When the turkey breast meat registers 165F it’s ready to come out of the oven—and you certainly don’t want to be guessing at the temperature. Some thermometers stay in the turkey the whole time, and some even have a remote reader that saves you opening the oven to check the temp. But there are also lots of great instant thermometers available, and a quick check gives you instant results, as promised. There are dial versions, digital displays—make sure to buy one that has a screen you find easy to read.
If you have ever carved a turkey (or a chicken or a roast) on a cutting board without a trench then you have probably spent time mopping up precious juices from the counter and floor. You want to collect those juices in the canal that is carved in the board, and then put them to use in your gravy (or just drizzle them over the sliced meat). I lean towards a good-looking, sturdy wooden board, which is also great for serving if you’re not going the platter route. And of course, you’ll be using your board for all of the slicing and dicing as you get ready for the meal.
6. Sharp Knives
If you’ve been wanting to up your knife game, this is the moment to take the plunge. Good knives don’t have to cost a fortune, though some can certainly get up there in cost. If you’re going to buy one good knife? Make it an 8 or 10-inch chef’s knife. Bigger knives do more work, so go for the 10-inch if possible. Shop somewhere where you can hold the knives to compare heft and feel, and have a good conversation with a salesperson about what you like.
7. Mixing Bowls
Plenty of choices here, from plastic to glass to metal. Just make sure you have a nice assortment in a range of sizes, as it’s almost impossible to have too many during the holidays. Some have a rubber rim around the bottom edge, which keeps them nicely in place as you stir and whisk away.
Roasted vegetables, stuffing, casseroles….laying in a number of baking dishes is imperative to making sure all of those sides have a place to cook.

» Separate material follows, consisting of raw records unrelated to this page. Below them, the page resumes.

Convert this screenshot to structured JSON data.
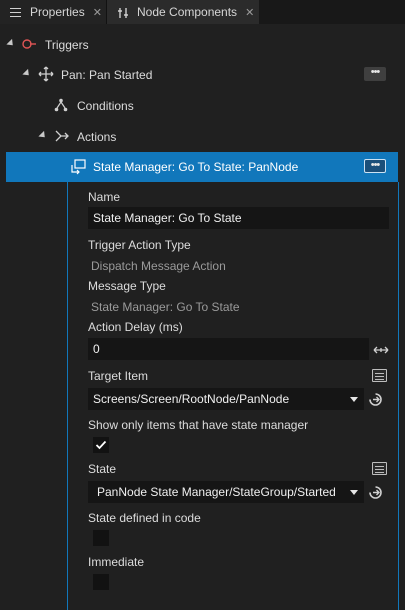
{
  "tabs": [
    {
      "label": "Properties",
      "close": "✕",
      "icon": "list-icon"
    },
    {
      "label": "Node Components",
      "close": "✕",
      "icon": "node-components-icon"
    }
  ],
  "tree": {
    "triggers": "Triggers",
    "pan": "Pan: Pan Started",
    "conditions": "Conditions",
    "actions": "Actions",
    "state_manager": "State Manager: Go To State: PanNode",
    "more": "•••"
  },
  "props": {
    "name_label": "Name",
    "name_value": "State Manager: Go To State",
    "trigger_type_label": "Trigger Action Type",
    "trigger_type_value": "Dispatch Message Action",
    "message_type_label": "Message Type",
    "message_type_value": "State Manager: Go To State",
    "delay_label": "Action Delay (ms)",
    "delay_value": "0",
    "target_label": "Target Item",
    "target_value": "Screens/Screen/RootNode/PanNode",
    "show_only_label": "Show only items that have state manager",
    "show_only_checked": true,
    "state_label": "State",
    "state_value": "PanNode State Manager/StateGroup/Started",
    "state_in_code_label": "State defined in code",
    "state_in_code_checked": false,
    "immediate_label": "Immediate",
    "immediate_checked": false
  },
  "colors": {
    "accent": "#1177bb",
    "background": "#202020",
    "field": "#151515"
  }
}
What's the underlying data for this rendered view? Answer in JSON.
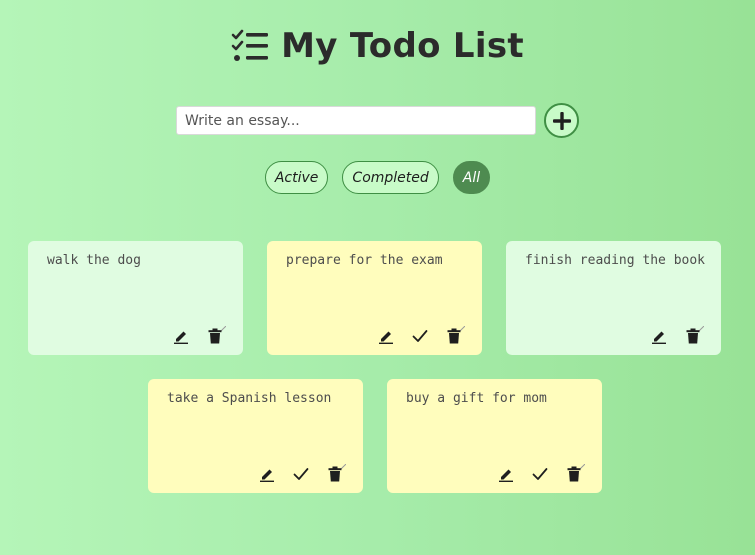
{
  "header": {
    "title": "My Todo List",
    "icon": "list-checks-icon"
  },
  "input": {
    "placeholder": "Write an essay...",
    "value": ""
  },
  "add_button": {
    "icon": "plus-circle-icon"
  },
  "filters": [
    {
      "label": "Active",
      "selected": false
    },
    {
      "label": "Completed",
      "selected": false
    },
    {
      "label": "All",
      "selected": true
    }
  ],
  "todos": [
    {
      "text": "walk the dog",
      "completed": true
    },
    {
      "text": "prepare for the exam",
      "completed": false
    },
    {
      "text": "finish reading the book",
      "completed": true
    },
    {
      "text": "take a Spanish lesson",
      "completed": false
    },
    {
      "text": "buy a gift for mom",
      "completed": false
    }
  ],
  "colors": {
    "completed_card": "#e0fce1",
    "pending_card": "#fffdbd",
    "accent": "#4e8b50"
  }
}
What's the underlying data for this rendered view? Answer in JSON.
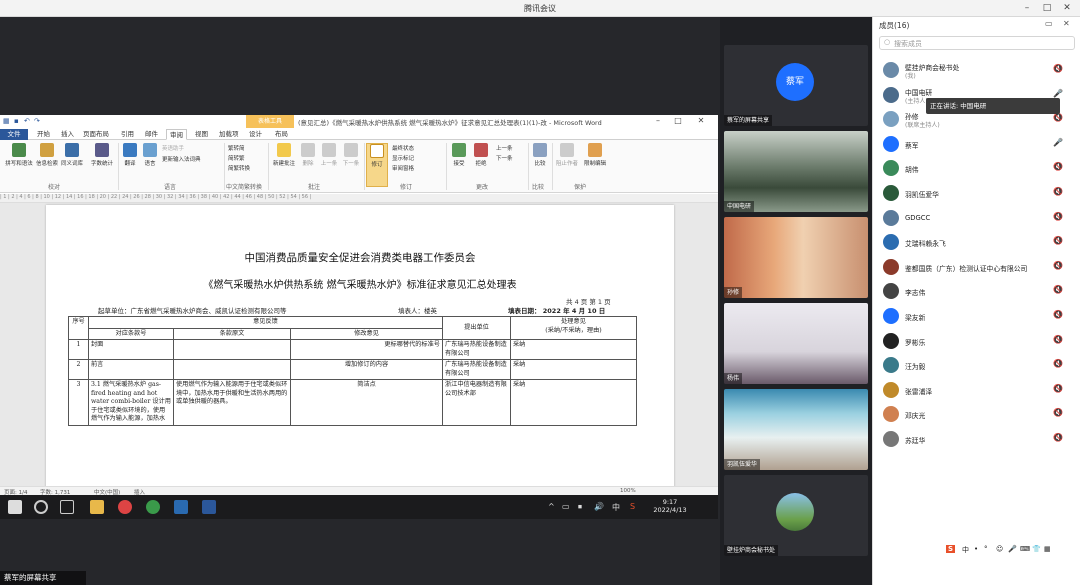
{
  "window": {
    "title": "腾讯会议",
    "min": "–",
    "max": "□",
    "close": "✕"
  },
  "word": {
    "doc_title": "(意见汇总)《燃气采暖热水炉供热系统 燃气采暖热水炉》征求意见汇总处理表(1)(1)-改 - Microsoft Word",
    "context_tab": "表格工具",
    "tabs": [
      "文件",
      "开始",
      "插入",
      "页面布局",
      "引用",
      "邮件",
      "审阅",
      "视图",
      "加载项",
      "设计",
      "布局"
    ],
    "ribbon": {
      "buttons": [
        "拼写和语法",
        "信息检索",
        "同义词库",
        "字数统计",
        "翻译",
        "语言",
        "新建批注",
        "删除",
        "上一条",
        "下一条",
        "修订",
        "接受",
        "拒绝",
        "比较",
        "阻止作者",
        "限制编辑"
      ],
      "small": [
        "英语助手",
        "更新输入法词典",
        "繁转简",
        "简转繁",
        "简繁转换",
        "显示标记",
        "审阅窗格",
        "最终状态",
        "上一条",
        "下一条"
      ],
      "groups": [
        "校对",
        "语言",
        "中文简繁转换",
        "批注",
        "修订",
        "更改",
        "比较",
        "保护"
      ]
    },
    "ruler": "| 1 | 2 | 4 | 6 | 8 | 10 | 12 | 14 | 16 | 18 | 20 | 22 | 24 | 26 | 28 | 30 | 32 | 34 | 36 | 38 | 40 | 42 | 44 | 46 | 48 | 50 | 52 | 54 | 56 |",
    "heading1": "中国消费品质量安全促进会消费类电器工作委员会",
    "heading2": "《燃气采暖热水炉供热系统 燃气采暖热水炉》标准征求意见汇总处理表",
    "page_info": "共 4 页    第 1 页",
    "org": "起草单位：广东省燃气采暖热水炉商会、威凯认证检测有限公司等",
    "filler": "填表人：楼英",
    "date": "填表日期： 2022 年 4 月 10 日",
    "table": {
      "h_no": "序号",
      "h_opinion": "意见反馈",
      "h_clause_no": "对应条款号",
      "h_clause_text": "条款原文",
      "h_modify": "修改意见",
      "h_unit": "提出单位",
      "h_handle": "处理意见",
      "h_handle_sub": "(采纳/不采纳，理由)",
      "rows": [
        {
          "no": "1",
          "clause": "封面",
          "text": "",
          "modify": "更标哪替代的标准号",
          "unit": "广东瑞马热能设备制造有限公司",
          "handle": "采纳"
        },
        {
          "no": "2",
          "clause": "前言",
          "text": "",
          "modify": "增加修订的内容",
          "unit": "广东瑞马热能设备制造有限公司",
          "handle": "采纳"
        },
        {
          "no": "3",
          "clause": "3.1 燃气采暖热水炉 gas-fired heating and hot water combi-boiler 设计用于住宅或类似环境的，使用燃气作为输入能源，加热水",
          "text": "使用燃气作为输入能源用于住宅或类似环境中，加热水用于供暖和生活热水两用的或单独供暖的器具。",
          "modify": "简洁点",
          "unit": "浙江中信电器制造有限公司技术部",
          "handle": "采纳"
        }
      ]
    },
    "status": {
      "page": "页面: 1/4",
      "words": "字数: 1,731",
      "lang": "中文(中国)",
      "mode": "插入",
      "zoom": "100%"
    },
    "ime": [
      "S",
      "中",
      "•",
      "°",
      "☺",
      "🎤",
      "⌨",
      "👕",
      "▦"
    ]
  },
  "taskbar": {
    "time": "9:17",
    "date": "2022/4/13",
    "tray": [
      "^",
      "▭",
      "⏹",
      "🔊",
      "中",
      "S"
    ]
  },
  "share_label": "蔡军的屏幕共享",
  "videos": [
    {
      "name": "蔡军的屏幕共享",
      "avatar": "蔡军"
    },
    {
      "name": "中国电研",
      "avatar": ""
    },
    {
      "name": "孙修",
      "avatar": ""
    },
    {
      "name": "杨伟",
      "avatar": ""
    },
    {
      "name": "羽凯伍爱华",
      "avatar": ""
    },
    {
      "name": "壁挂炉商会秘书处",
      "avatar": ""
    }
  ],
  "panel": {
    "title": "成员(16)",
    "search": "搜索成员",
    "tooltip": "正在讲话: 中国电研",
    "members": [
      {
        "name": "壁挂炉商会秘书处",
        "role": "(我)",
        "color": "#6a8aa8",
        "mic": "🔇"
      },
      {
        "name": "中国电研",
        "role": "(主持人)",
        "color": "#4b6b8b",
        "mic": "🎤"
      },
      {
        "name": "孙修",
        "role": "(联席主持人)",
        "color": "#7aa0c0",
        "mic": "🔇"
      },
      {
        "name": "蔡军",
        "role": "",
        "color": "#1e6fff",
        "mic": "🎤"
      },
      {
        "name": "胡伟",
        "role": "",
        "color": "#3a8a5a",
        "mic": "🔇"
      },
      {
        "name": "羽凯伍爱华",
        "role": "",
        "color": "#2a5a3a",
        "mic": "🔇"
      },
      {
        "name": "GDGCC",
        "role": "",
        "color": "#5a7a9a",
        "mic": "🔇"
      },
      {
        "name": "艾瑞科赖永飞",
        "role": "",
        "color": "#2b6cb0",
        "mic": "🔇"
      },
      {
        "name": "鉴都国质（广东）检测认证中心有限公司",
        "role": "",
        "color": "#8b3a2a",
        "mic": "🔇"
      },
      {
        "name": "李志伟",
        "role": "",
        "color": "#444444",
        "mic": "🔇"
      },
      {
        "name": "梁友新",
        "role": "",
        "color": "#1e6fff",
        "mic": "🔇"
      },
      {
        "name": "罗彬乐",
        "role": "",
        "color": "#222222",
        "mic": "🔇"
      },
      {
        "name": "汪为毅",
        "role": "",
        "color": "#3a7a8a",
        "mic": "🔇"
      },
      {
        "name": "张雷浦泽",
        "role": "",
        "color": "#c08a2a",
        "mic": "🔇"
      },
      {
        "name": "邓庆光",
        "role": "",
        "color": "#d08050",
        "mic": "🔇"
      },
      {
        "name": "苏廷华",
        "role": "",
        "color": "#777777",
        "mic": "🔇"
      }
    ]
  },
  "colors": {
    "accent": "#1e6fff",
    "word_blue": "#2b579a",
    "mic_muted": "#e0403a",
    "mic_on": "#999999"
  }
}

Casseroles are deeper and should have lids, and might hold anywhere from 2 to 4 quarts of food, or more.
The most popular baking dishes are usually something in the 13×9 inch or 2 to 3 quart range, and you should mix and match the shapes and depths. If you happen to be bringing one of the sides, look for some of the great baking dishes available that come with their own snap-on lids. Great for portability, and also for storing leftovers.

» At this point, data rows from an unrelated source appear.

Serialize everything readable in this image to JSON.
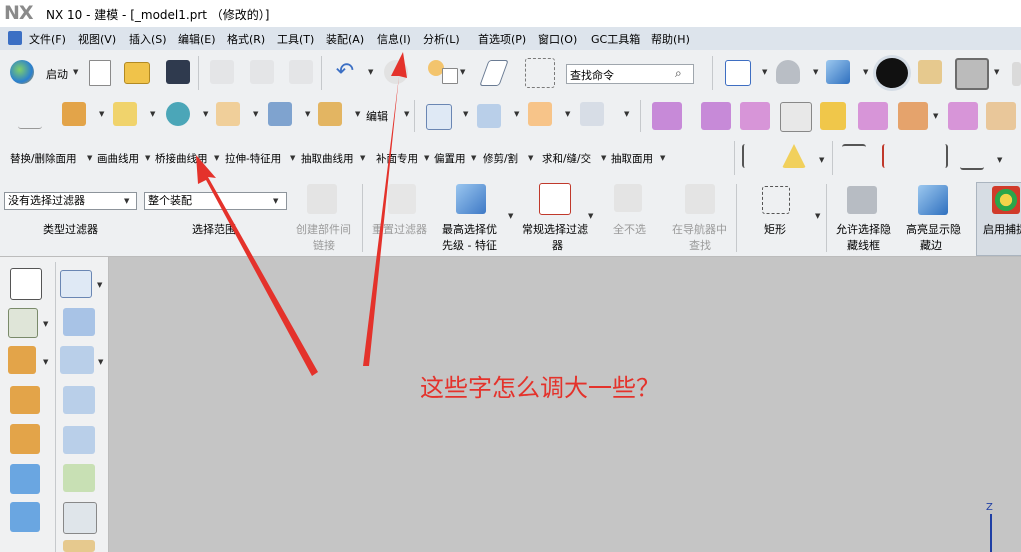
{
  "window": {
    "logo": "NX",
    "title": "NX 10 - 建模 - [_model1.prt （修改的）]"
  },
  "menubar": [
    "文件(F)",
    "视图(V)",
    "插入(S)",
    "编辑(E)",
    "格式(R)",
    "工具(T)",
    "装配(A)",
    "信息(I)",
    "分析(L)",
    "首选项(P)",
    "窗口(O)",
    "GC工具箱",
    "帮助(H)"
  ],
  "toolbar1": {
    "start_label": "启动",
    "search_placeholder": "查找命令"
  },
  "toolbar2": {
    "edit_label": "编辑"
  },
  "toolbar3": {
    "groups": [
      "替换/删除面用",
      "画曲线用",
      "桥接曲线用",
      "拉伸-特征用",
      "抽取曲线用",
      "补面专用",
      "偏置用",
      "修剪/割",
      "求和/缝/交",
      "抽取面用"
    ]
  },
  "selection_bar": {
    "type_filter_value": "没有选择过滤器",
    "type_filter_label": "类型过滤器",
    "scope_value": "整个装配",
    "scope_label": "选择范围",
    "create_link_label_1": "创建部件间",
    "create_link_label_2": "链接",
    "reset_filter_label": "重置过滤器",
    "priority_label_1": "最高选择优",
    "priority_label_2": "先级 - 特征",
    "general_filter_label_1": "常规选择过滤",
    "general_filter_label_2": "器",
    "deselect_all_label": "全不选",
    "find_in_navigator_label_1": "在导航器中",
    "find_in_navigator_label_2": "查找",
    "rectangle_label": "矩形",
    "allow_hidden_label_1": "允许选择隐",
    "allow_hidden_label_2": "藏线框",
    "highlight_hidden_label_1": "高亮显示隐",
    "highlight_hidden_label_2": "藏边",
    "enable_snap_label": "启用捕捉"
  },
  "annotation": {
    "question": "这些字怎么调大一些？",
    "color": "#e4322b"
  },
  "viewport": {
    "z_axis_label": "Z"
  }
}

These are the workhorses of the kitchen, indispensable for holidays and for all days. The most commonly available and useful size is known as a half sheet, measuring 18 x 13 inches. You will use these for roasting vegetables, making cookies, broiling chicken, baking fish, you name it.
The rimmed edge prevents drips over the side, which prevents the fire alarm from going off (very important). Make sure to buy heavy ones – lighter ones can warp during cooking, especially at high heat, or under the broiler.
10. Pie Plates
Where there is Thanksgiving, there will also be pie. And with luck, it will be homemade (or at least semi-homemade – a pre-made crust can be unrolled or transferred into your pie plate… shhhh…..). 9-inches is the most useful size. Metal certainly work, but glass or ceramic tend to look prettier on the table.
Some of us have a pretty serious fixation when it some to storage containers. In a perfect world, you’ll have some “good” ones, which are for you alone to use and keep, and some that are up for grabs, purchased with the idea that they will be packed with leftovers for your guests to take home. “Good” ones might be made of durable plastic or glass, should be stackable, dishwasher safe of course, and will have sturdy lids to keep things very fresh. The take-away containers just have to seal up tightly, and then they are no longer yours to worry about.